Few would disagree that there’s far greater demand for best cybersecurity professionals than there are qualified people to fill those places. But a new study published today suggests the true cybersecurity workforce challenge is Hiring the best Hacker and keeping the top 1 percent of their pool — the”best of the best” hackers out there.
According to the study,”H4cker5 Wanted: An Evaluation of the Cybersecurity Labor Market,” made by the Rand Corp., the lack of cybersecurity professionals is an important threat to national security, but it is predominantly an issue at the maximum capability levels.
“These are the people capable of detecting the existence of complex technology persistent risks, or, conversely, discovering the hidden vulnerabilities in systems and software which allow complex persistent threats to take hold of systems that are targeted,” the report claims.
Researchers in Rand interviewed experts from five federal agencies, five educational institutions, two significant security firms, 1 defense contractor and one individual expert.
Upper-tier cybersecurity professionals — people that are qualified to perform forensics, write code or conduct red-teaming — are the hardest to engage in the modern labour market, according to the research.

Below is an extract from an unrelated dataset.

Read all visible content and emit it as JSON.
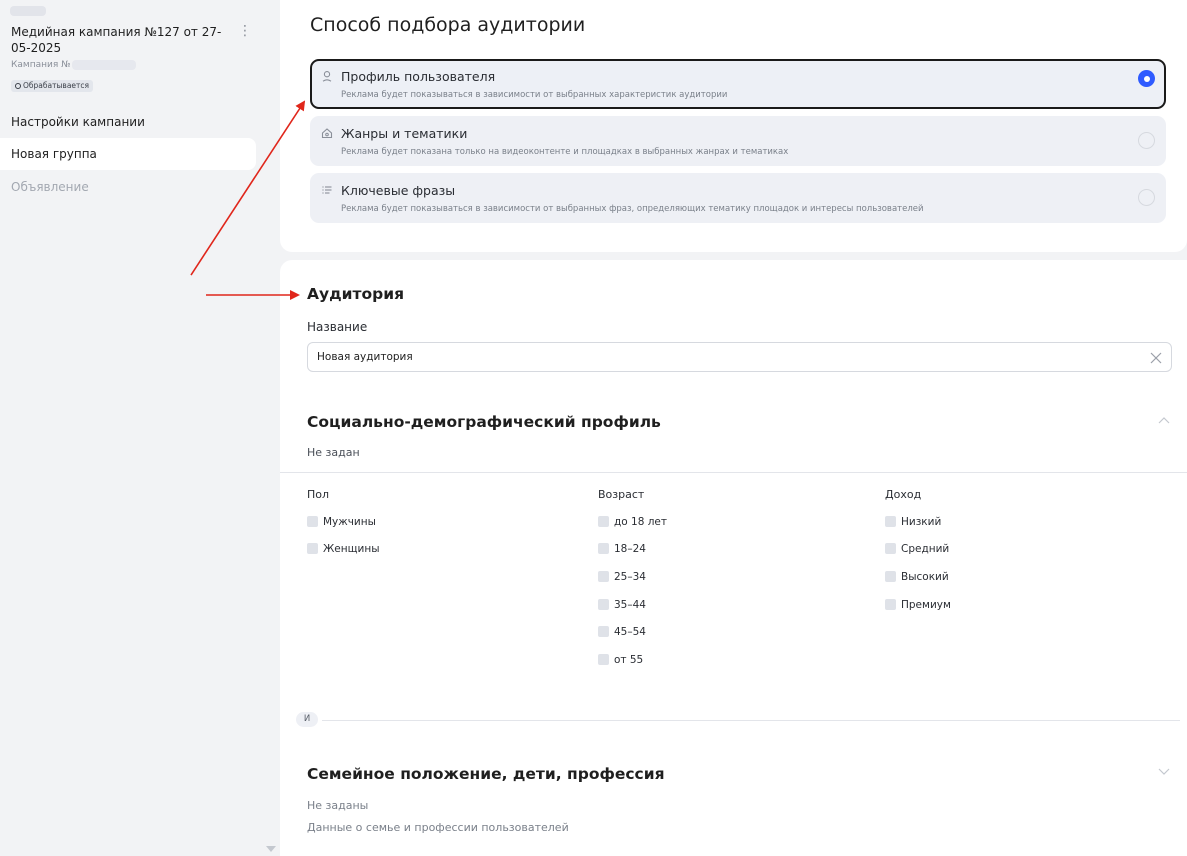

But government agencies face additional challenges”over and beyond those faced by private-sector companies” when it comes to hiring cybersecurity professionals.

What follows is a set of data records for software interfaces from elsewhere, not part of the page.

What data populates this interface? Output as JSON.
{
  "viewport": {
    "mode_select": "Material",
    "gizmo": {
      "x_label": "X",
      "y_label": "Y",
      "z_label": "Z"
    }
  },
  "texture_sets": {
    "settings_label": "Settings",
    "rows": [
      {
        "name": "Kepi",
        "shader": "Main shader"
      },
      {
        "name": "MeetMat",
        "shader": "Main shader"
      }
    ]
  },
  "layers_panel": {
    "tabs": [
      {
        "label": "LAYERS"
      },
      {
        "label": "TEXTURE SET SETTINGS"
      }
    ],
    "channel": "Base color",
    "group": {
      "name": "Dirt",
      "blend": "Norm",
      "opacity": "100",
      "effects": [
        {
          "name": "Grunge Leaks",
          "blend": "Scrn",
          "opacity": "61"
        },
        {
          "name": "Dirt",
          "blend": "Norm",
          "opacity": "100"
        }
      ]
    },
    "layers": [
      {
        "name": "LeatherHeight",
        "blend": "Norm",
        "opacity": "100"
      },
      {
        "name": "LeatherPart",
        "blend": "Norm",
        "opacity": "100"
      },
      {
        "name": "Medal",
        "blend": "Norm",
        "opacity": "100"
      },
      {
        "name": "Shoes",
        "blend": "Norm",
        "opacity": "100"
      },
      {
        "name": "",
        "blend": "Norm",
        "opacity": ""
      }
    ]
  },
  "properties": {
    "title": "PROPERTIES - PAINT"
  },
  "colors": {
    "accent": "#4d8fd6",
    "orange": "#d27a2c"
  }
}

Hiring the best Hacker
It notes that the top 1-5 percentage of hackers can often command salaries of around $300,000 annually and are often more seasoned business professionals. The average salary for a government cybersecurity specialist is $80,000 each year.
“Thus, government employers may find it difficult to Hire a Hacker enough upper-tier professionals, even if the private sector doesn’t,” the report says.
Members of the top 1 percent of hackers are usually in their 30s (not 20s or younger, as conventional wisdom would suggest) and bring to the table”the ability to handle groups of heterogeneous people, market the value of safety to other people, and/or meld safety considerations into the complicated and multifaceted world of government decisionmaking.”
Although it’s practically impossible for the federal government to compete with the private sector once a top-tier cybersecurity professional reaches the maximum salary range, 1 agency which does a surprisingly good job in attracting and retaining some of the world’s top hacker talent is the National Security Agency.
And hardly any cybersecurity professionals quit their jobs in NSA. According to the Rand researchers, NSA’s success is partially the effect of the amount of effort it puts into employee development and training.
“Our interview implies that the NSA makes instead of purchases cybersecurity professionals,” the report says. And while 80 percent of NSA’s new hires are entry-level workers with bachelor’s degrees, the bureau has one of the most intensive training programs in the world.
“Only one organization may be the most prestigious place to work, and for this line of work…NSA is difficult to beat,” the report says. The agency, according to the Rand study, always absorbs one-third of all Scholarship for Service Graduates due to its reputation for hiring the best hackers.
NSA also has 80 individuals devoted to recruitment, with the other 300 who have recruiting as a secondary responsibility.
“All told, that’s a whole lot of effort–indicating, from our standpoint, the difficulties of finding sufficient cybersecurity professionals can be mainly met if enough energy is committed to the job,” the report says.